The camera lingers for a moment on each character as they watch Brian tossing his son in the air. Their eyes are filled with sadness, not because Brian isn’t going to drive with this crew again, but because they know Paul will never be with them again. In this scene we aren’t seeing characters; we’re seeing the raw emotion of actors reflecting on the death of their friend.
The scene changes to Dom at the wheel of a car similar to the one he favoured in the first Fast and Furious movie. He pulls up at a crossroads and Brian appears alongside him, chastising him for thinking he could leave without a word. He grins, and Dom laughs. The scene fades to black with Dom’s voiceover:
I used to say I lived my life a quarter-mile at a time.
And I think that’s why we were brothers.
Because you did too.
Except this isn’t Dom’s voiceover at all.
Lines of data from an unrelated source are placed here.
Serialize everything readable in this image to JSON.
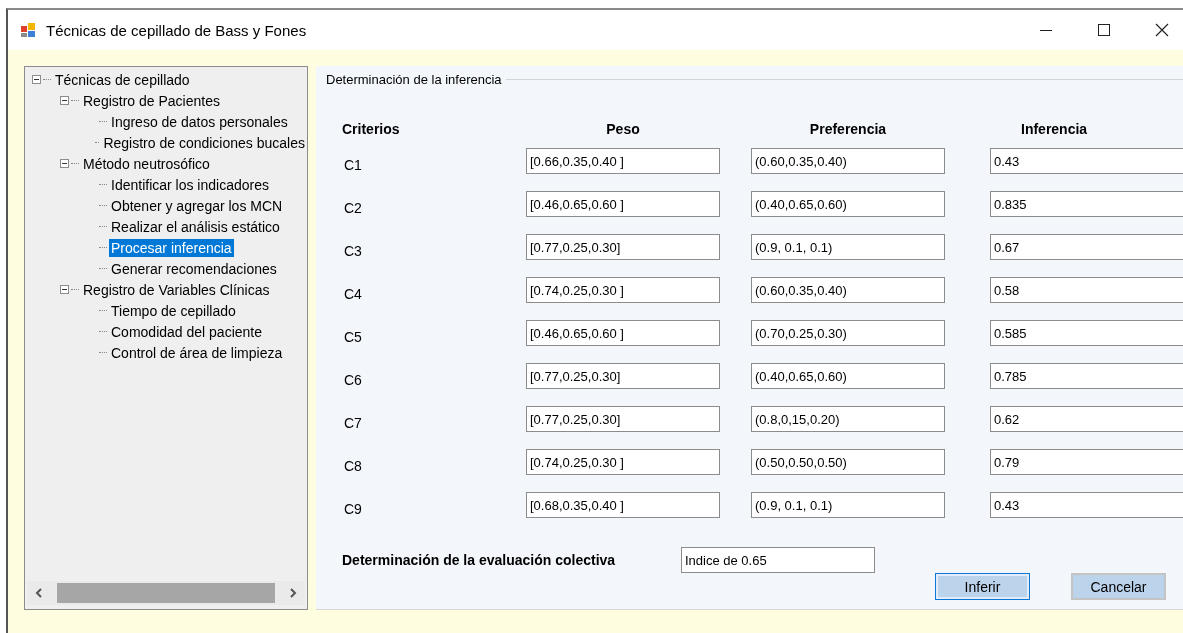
{
  "window": {
    "title": "Técnicas de cepillado de Bass y Fones"
  },
  "tree": {
    "items": [
      {
        "label": "Técnicas de cepillado",
        "expanded": true,
        "selected": false,
        "children": [
          {
            "label": "Registro de Pacientes",
            "expanded": true,
            "selected": false,
            "children": [
              {
                "label": "Ingreso de datos personales",
                "selected": false
              },
              {
                "label": "Registro de condiciones bucales",
                "selected": false
              }
            ]
          },
          {
            "label": "Método neutrosófico",
            "expanded": true,
            "selected": false,
            "children": [
              {
                "label": "Identificar los indicadores",
                "selected": false
              },
              {
                "label": "Obtener y agregar los MCN",
                "selected": false
              },
              {
                "label": "Realizar el análisis estático",
                "selected": false
              },
              {
                "label": "Procesar inferencia",
                "selected": true
              },
              {
                "label": "Generar recomendaciones",
                "selected": false
              }
            ]
          },
          {
            "label": "Registro de Variables Clínicas",
            "expanded": true,
            "selected": false,
            "children": [
              {
                "label": "Tiempo de cepillado",
                "selected": false
              },
              {
                "label": "Comodidad del paciente",
                "selected": false
              },
              {
                "label": "Control de área de limpieza",
                "selected": false
              }
            ]
          }
        ]
      }
    ]
  },
  "group": {
    "title": "Determinación de la inferencia",
    "columns": [
      "Criterios",
      "Peso",
      "Preferencia",
      "Inferencia"
    ],
    "rows": [
      {
        "criterion": "C1",
        "peso": "[0.66,0.35,0.40 ]",
        "preferencia": "(0.60,0.35,0.40)",
        "inferencia": "0.43"
      },
      {
        "criterion": "C2",
        "peso": "[0.46,0.65,0.60 ]",
        "preferencia": "(0.40,0.65,0.60)",
        "inferencia": "0.835"
      },
      {
        "criterion": "C3",
        "peso": "[0.77,0.25,0.30]",
        "preferencia": "(0.9, 0.1, 0.1)",
        "inferencia": "0.67"
      },
      {
        "criterion": "C4",
        "peso": "[0.74,0.25,0.30 ]",
        "preferencia": "(0.60,0.35,0.40)",
        "inferencia": "0.58"
      },
      {
        "criterion": "C5",
        "peso": "[0.46,0.65,0.60 ]",
        "preferencia": "(0.70,0.25,0.30)",
        "inferencia": "0.585"
      },
      {
        "criterion": "C6",
        "peso": "[0.77,0.25,0.30]",
        "preferencia": "(0.40,0.65,0.60)",
        "inferencia": "0.785"
      },
      {
        "criterion": "C7",
        "peso": "[0.77,0.25,0.30]",
        "preferencia": "(0.8,0,15,0.20)",
        "inferencia": "0.62"
      },
      {
        "criterion": "C8",
        "peso": "[0.74,0.25,0.30 ]",
        "preferencia": "(0.50,0.50,0.50)",
        "inferencia": "0.79"
      },
      {
        "criterion": "C9",
        "peso": "[0.68,0.35,0.40 ]",
        "preferencia": "(0.9, 0.1, 0.1)",
        "inferencia": "0.43"
      }
    ],
    "collective": {
      "label": "Determinación de la evaluación colectiva",
      "value": "Indice de 0.65"
    },
    "buttons": [
      {
        "label": "Inferir",
        "focused": true
      },
      {
        "label": "Cancelar",
        "focused": false
      }
    ]
  }
}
There is no world in which Dom would never visit his sister and best friend, as well as his niece and nephew, between his adventures driving across the country and the world, but this narration is written in heartbreaking past tense. As a montage filled with images of Brian from the previous six movies appears on the screen, it’s obvious that it isn’t Dom that’s speaking. This scene is Vin Diesel saying goodbye to his best friend, Paul Walker.
You will always be with me.
And you’ll always be my brother.
As Brian turns left at a fork in the road and Dom turns right, it became clear that this was always how the character was going to be ‘retired’. Fast and Furious 7 honoured the wishes of the rest of the crew, which were voiced as they said goodbye to Han at the beginning of the movie: no more funerals.
I consider Furious 7 to be an extraordinary example of how expectations based on an audience’s understanding of real life events and prior knowledge can influence a narrative. If this story had been conveyed in any other medium, or if I hadn’t known about Paul Walker and the inevitable retirement of his character from the franchise, then my experience of the same plot would have been remarkably different. I would have experienced less anxiety in each action sequence, I would have felt less sadness as Mia told Brian that he had to come home because she was pregnant with their second child, and I would have cried significantly less the moment I realised how Fast and Furious 7 intended to finish the story. That prior knowledge and my superimposing of real life actors upon their characters gave the narrative more impact.
I had been certain walking into the cinema that Brian would be tragically forced to die doing what he loved, falling alongside Paul Walker; instead, in one of the most heart-warming and heart-breaking final scenes I have ever sat through, they let him live forever.